=== Section Start ===

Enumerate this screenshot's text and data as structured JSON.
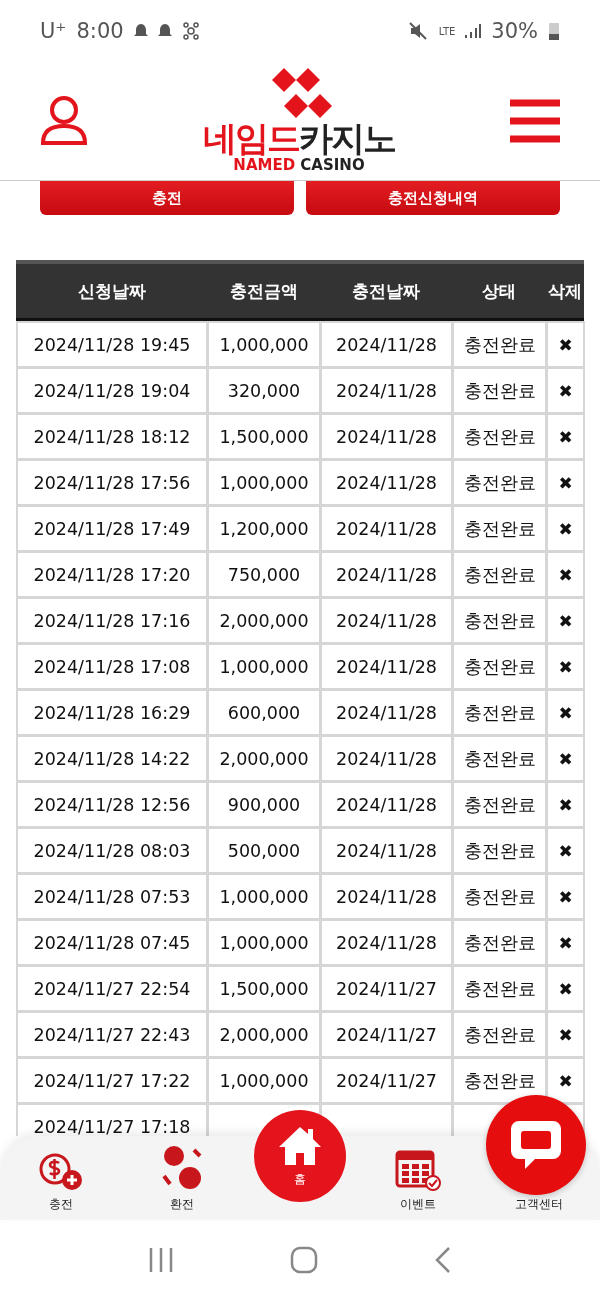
{
  "status_bar": {
    "carrier": "U⁺",
    "time": "8:00",
    "lte": "LTE",
    "battery": "30%"
  },
  "header": {
    "logo_korean_red": "네임드",
    "logo_korean_dark": "카지노",
    "logo_english_red": "NAMED",
    "logo_english_dark": "CASINO"
  },
  "actions": [
    "충전",
    "충전신청내역"
  ],
  "table": {
    "columns": [
      "신청날짜",
      "충전금액",
      "충전날짜",
      "상태",
      "삭제"
    ],
    "rows": [
      [
        "2024/11/28 19:45",
        "1,000,000",
        "2024/11/28",
        "충전완료",
        "✖"
      ],
      [
        "2024/11/28 19:04",
        "320,000",
        "2024/11/28",
        "충전완료",
        "✖"
      ],
      [
        "2024/11/28 18:12",
        "1,500,000",
        "2024/11/28",
        "충전완료",
        "✖"
      ],
      [
        "2024/11/28 17:56",
        "1,000,000",
        "2024/11/28",
        "충전완료",
        "✖"
      ],
      [
        "2024/11/28 17:49",
        "1,200,000",
        "2024/11/28",
        "충전완료",
        "✖"
      ],
      [
        "2024/11/28 17:20",
        "750,000",
        "2024/11/28",
        "충전완료",
        "✖"
      ],
      [
        "2024/11/28 17:16",
        "2,000,000",
        "2024/11/28",
        "충전완료",
        "✖"
      ],
      [
        "2024/11/28 17:08",
        "1,000,000",
        "2024/11/28",
        "충전완료",
        "✖"
      ],
      [
        "2024/11/28 16:29",
        "600,000",
        "2024/11/28",
        "충전완료",
        "✖"
      ],
      [
        "2024/11/28 14:22",
        "2,000,000",
        "2024/11/28",
        "충전완료",
        "✖"
      ],
      [
        "2024/11/28 12:56",
        "900,000",
        "2024/11/28",
        "충전완료",
        "✖"
      ],
      [
        "2024/11/28 08:03",
        "500,000",
        "2024/11/28",
        "충전완료",
        "✖"
      ],
      [
        "2024/11/28 07:53",
        "1,000,000",
        "2024/11/28",
        "충전완료",
        "✖"
      ],
      [
        "2024/11/28 07:45",
        "1,000,000",
        "2024/11/28",
        "충전완료",
        "✖"
      ],
      [
        "2024/11/27 22:54",
        "1,500,000",
        "2024/11/27",
        "충전완료",
        "✖"
      ],
      [
        "2024/11/27 22:43",
        "2,000,000",
        "2024/11/27",
        "충전완료",
        "✖"
      ],
      [
        "2024/11/27 17:22",
        "1,000,000",
        "2024/11/27",
        "충전완료",
        "✖"
      ],
      [
        "2024/11/27 17:18"
      ]
    ]
  },
  "bottom_nav": [
    {
      "kind": "charge",
      "label": "충전",
      "selected": false
    },
    {
      "kind": "exchange",
      "label": "환전",
      "selected": false
    },
    {
      "kind": "home",
      "label": "홈",
      "selected": true
    },
    {
      "kind": "event",
      "label": "이벤트",
      "selected": false
    },
    {
      "kind": "support",
      "label": "고객센터",
      "selected": false
    }
  ]
}
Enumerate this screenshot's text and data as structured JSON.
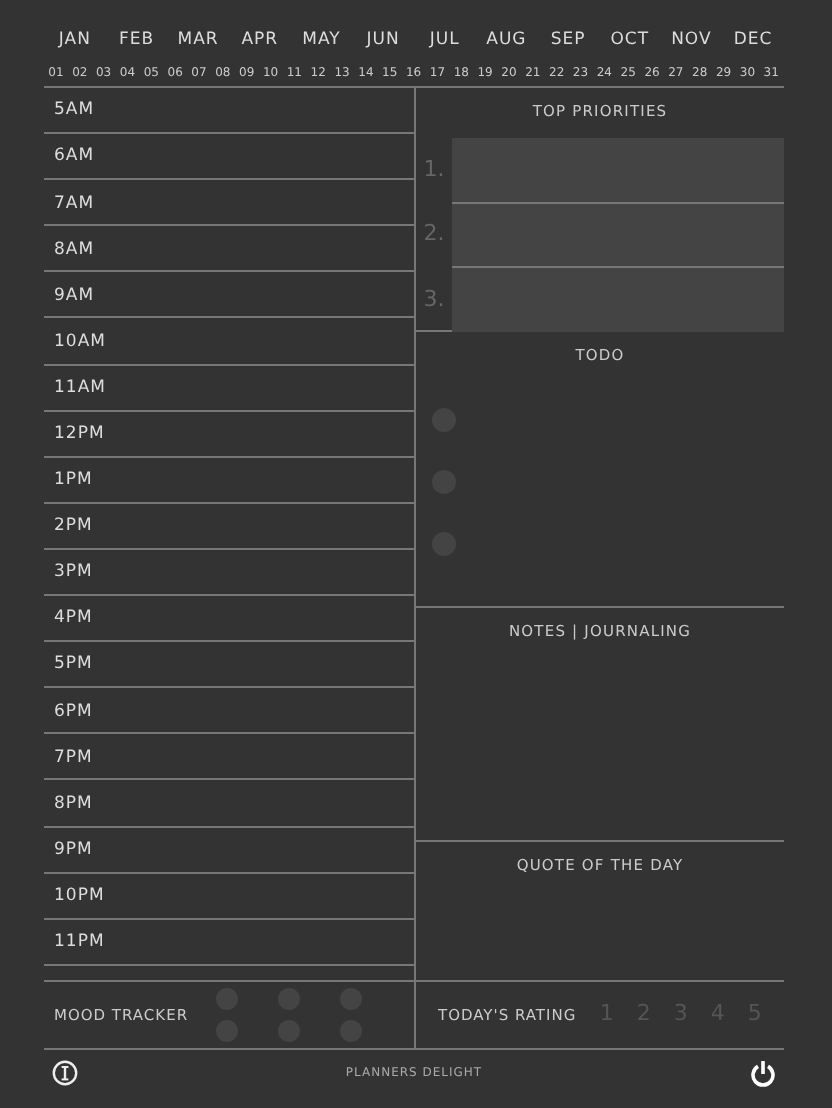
{
  "months": [
    {
      "label": "JAN",
      "selected": false
    },
    {
      "label": "FEB",
      "selected": false
    },
    {
      "label": "MAR",
      "selected": false
    },
    {
      "label": "APR",
      "selected": false
    },
    {
      "label": "MAY",
      "selected": false
    },
    {
      "label": "JUN",
      "selected": false
    },
    {
      "label": "JUL",
      "selected": false
    },
    {
      "label": "AUG",
      "selected": false
    },
    {
      "label": "SEP",
      "selected": false
    },
    {
      "label": "OCT",
      "selected": false
    },
    {
      "label": "NOV",
      "selected": false
    },
    {
      "label": "DEC",
      "selected": false
    }
  ],
  "days": [
    {
      "label": "01",
      "selected": false
    },
    {
      "label": "02",
      "selected": false
    },
    {
      "label": "03",
      "selected": false
    },
    {
      "label": "04",
      "selected": false
    },
    {
      "label": "05",
      "selected": false
    },
    {
      "label": "06",
      "selected": false
    },
    {
      "label": "07",
      "selected": false
    },
    {
      "label": "08",
      "selected": false
    },
    {
      "label": "09",
      "selected": false
    },
    {
      "label": "10",
      "selected": false
    },
    {
      "label": "11",
      "selected": false
    },
    {
      "label": "12",
      "selected": false
    },
    {
      "label": "13",
      "selected": false
    },
    {
      "label": "14",
      "selected": false
    },
    {
      "label": "15",
      "selected": false
    },
    {
      "label": "16",
      "selected": false
    },
    {
      "label": "17",
      "selected": false
    },
    {
      "label": "18",
      "selected": false
    },
    {
      "label": "19",
      "selected": false
    },
    {
      "label": "20",
      "selected": false
    },
    {
      "label": "21",
      "selected": false
    },
    {
      "label": "22",
      "selected": false
    },
    {
      "label": "23",
      "selected": false
    },
    {
      "label": "24",
      "selected": false
    },
    {
      "label": "25",
      "selected": false
    },
    {
      "label": "26",
      "selected": false
    },
    {
      "label": "27",
      "selected": false
    },
    {
      "label": "28",
      "selected": false
    },
    {
      "label": "29",
      "selected": false
    },
    {
      "label": "30",
      "selected": false
    },
    {
      "label": "31",
      "selected": false
    }
  ],
  "hours": [
    "5AM",
    "6AM",
    "7AM",
    "8AM",
    "9AM",
    "10AM",
    "11AM",
    "12PM",
    "1PM",
    "2PM",
    "3PM",
    "4PM",
    "5PM",
    "6PM",
    "7PM",
    "8PM",
    "9PM",
    "10PM",
    "11PM"
  ],
  "top_priorities": {
    "title": "TOP PRIORITIES",
    "items": [
      "1.",
      "2.",
      "3."
    ]
  },
  "todo": {
    "title": "TODO",
    "items": [
      {
        "checked": false
      },
      {
        "checked": false
      },
      {
        "checked": false
      }
    ]
  },
  "notes": {
    "title": "NOTES | JOURNALING"
  },
  "quote": {
    "title": "QUOTE OF THE DAY"
  },
  "mood_tracker": {
    "label": "MOOD TRACKER",
    "moods": [
      {
        "selected": false
      },
      {
        "selected": false
      },
      {
        "selected": false
      },
      {
        "selected": false
      },
      {
        "selected": false
      },
      {
        "selected": false
      }
    ]
  },
  "rating": {
    "label": "TODAY'S RATING",
    "options": [
      {
        "label": "1",
        "selected": false
      },
      {
        "label": "2",
        "selected": false
      },
      {
        "label": "3",
        "selected": false
      },
      {
        "label": "4",
        "selected": false
      },
      {
        "label": "5",
        "selected": false
      }
    ]
  },
  "footer": {
    "title": "PLANNERS DELIGHT"
  }
}
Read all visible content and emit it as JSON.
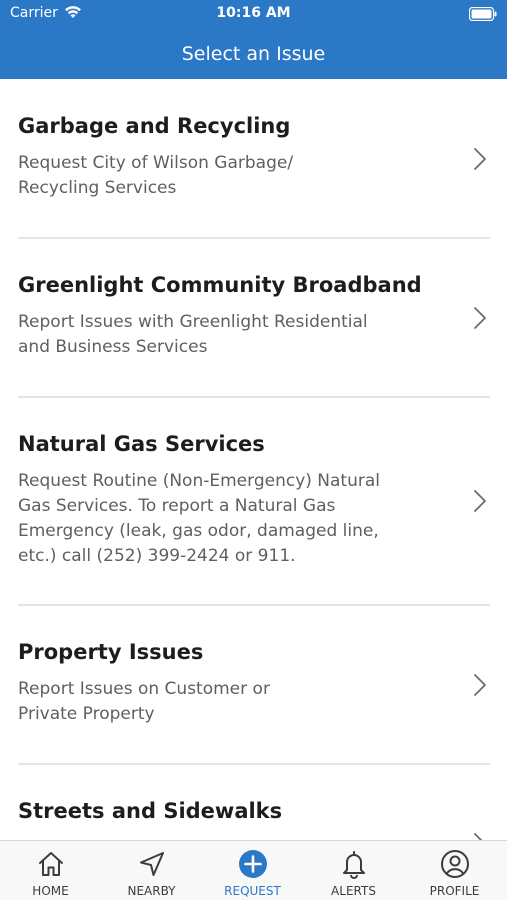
{
  "status_bar": {
    "carrier": "Carrier",
    "time": "10:16 AM"
  },
  "nav": {
    "title": "Select an Issue"
  },
  "issues": [
    {
      "title": "Garbage and Recycling",
      "description": "Request City of Wilson Garbage/ Recycling Services"
    },
    {
      "title": "Greenlight Community Broadband",
      "description": "Report Issues with Greenlight Residential and Business Services"
    },
    {
      "title": "Natural Gas Services",
      "description": "Request Routine (Non-Emergency) Natural Gas Services. To report a Natural Gas Emergency (leak, gas odor, damaged line, etc.) call (252) 399-2424 or 911."
    },
    {
      "title": "Property Issues",
      "description": "Report Issues on Customer or Private Property"
    },
    {
      "title": "Streets and Sidewalks",
      "description": ""
    }
  ],
  "tabs": [
    {
      "label": "HOME",
      "icon": "home-icon"
    },
    {
      "label": "NEARBY",
      "icon": "location-arrow-icon"
    },
    {
      "label": "REQUEST",
      "icon": "plus-circle-icon",
      "active": true
    },
    {
      "label": "ALERTS",
      "icon": "bell-icon"
    },
    {
      "label": "PROFILE",
      "icon": "user-icon"
    }
  ],
  "colors": {
    "brand_blue": "#2b78c6",
    "title_text": "#1d1d1d",
    "description_text": "#5f5f5f",
    "divider": "#e4e4e4",
    "tab_inactive": "#3c3c3c"
  }
}
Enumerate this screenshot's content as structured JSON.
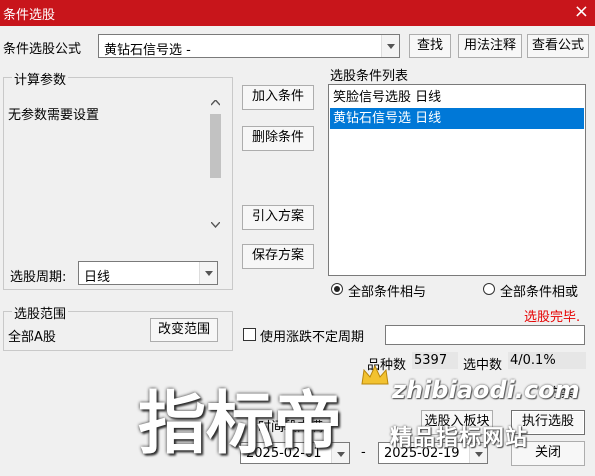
{
  "window": {
    "title": "条件选股",
    "close_glyph": "×"
  },
  "formula": {
    "label": "条件选股公式",
    "value": "黄钻石信号选  -",
    "find_button": "查找",
    "usage_button": "用法注释",
    "view_button": "查看公式"
  },
  "params": {
    "legend": "计算参数",
    "text": "无参数需要设置",
    "period_label": "选股周期:",
    "period_value": "日线"
  },
  "actions": {
    "add": "加入条件",
    "delete": "删除条件",
    "import": "引入方案",
    "save": "保存方案"
  },
  "conditions": {
    "title": "选股条件列表",
    "items": [
      "笑脸信号选股  日线",
      "黄钻石信号选  日线"
    ],
    "selected_index": 1,
    "and_label": "全部条件相与",
    "or_label": "全部条件相或",
    "status": "选股完毕."
  },
  "scope": {
    "legend": "选股范围",
    "value": "全部A股",
    "change_button": "改变范围"
  },
  "options": {
    "uncertain_label": "使用涨跌不定周期"
  },
  "stats": {
    "count_label": "品种数",
    "count_value": "5397",
    "hit_label": "选中数",
    "hit_value": "4/0.1%"
  },
  "bottom": {
    "range_label": "时间段内满",
    "right_label": "方案",
    "to_block_button": "选股入板块",
    "run_button": "执行选股",
    "close_button": "关闭",
    "start_date": "2025-02-01",
    "dash": "-",
    "end_date": "2025-02-19"
  },
  "watermark": {
    "big_text": "指标帝",
    "url_text": "zhibiaodi.com",
    "site_text": "精品指标网站",
    "color": "#ffffff",
    "crown_color": "#f2c230"
  },
  "colors": {
    "title_bg": "#c8151b",
    "selection": "#0078d7",
    "status_red": "#e60000"
  }
}
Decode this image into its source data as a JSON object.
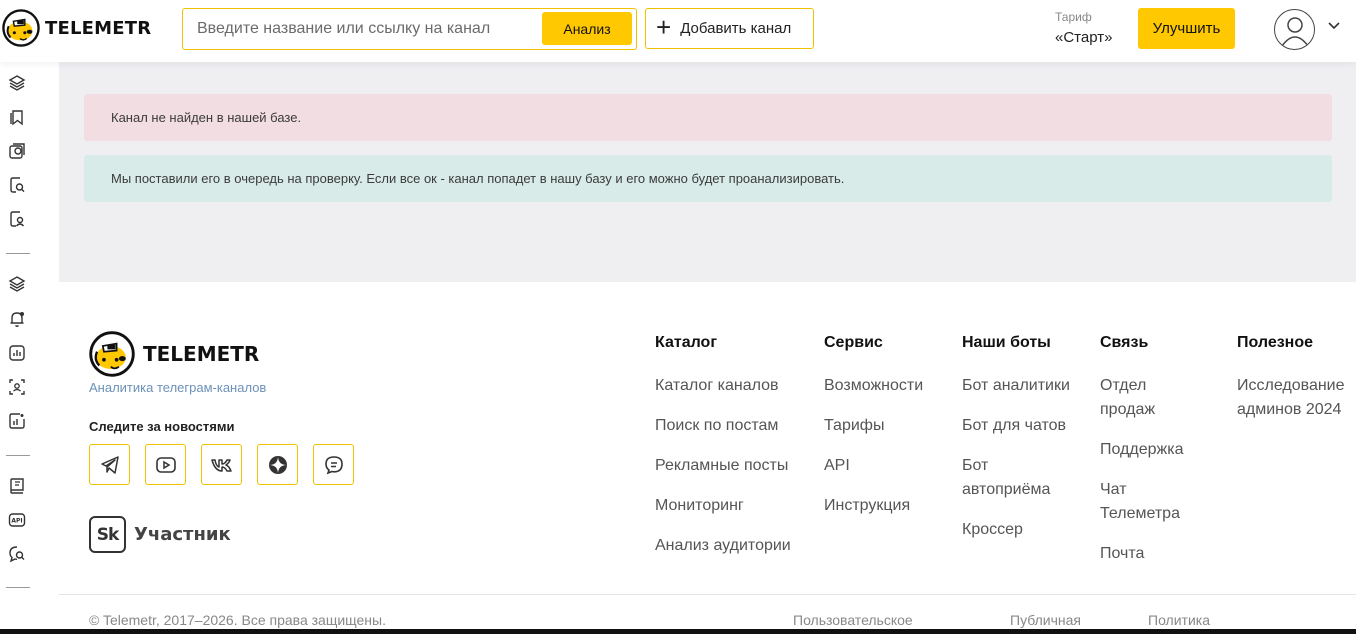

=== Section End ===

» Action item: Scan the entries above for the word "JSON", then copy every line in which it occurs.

» Written answer:
Enumerate this screenshot's text and data as structured JSON.
Enumerate this screenshot's text and data as structured JSON.
Read all visible content and emit it as JSON.
Enumerate this screenshot's content as structured JSON.
Decode this image into its source data as a JSON object.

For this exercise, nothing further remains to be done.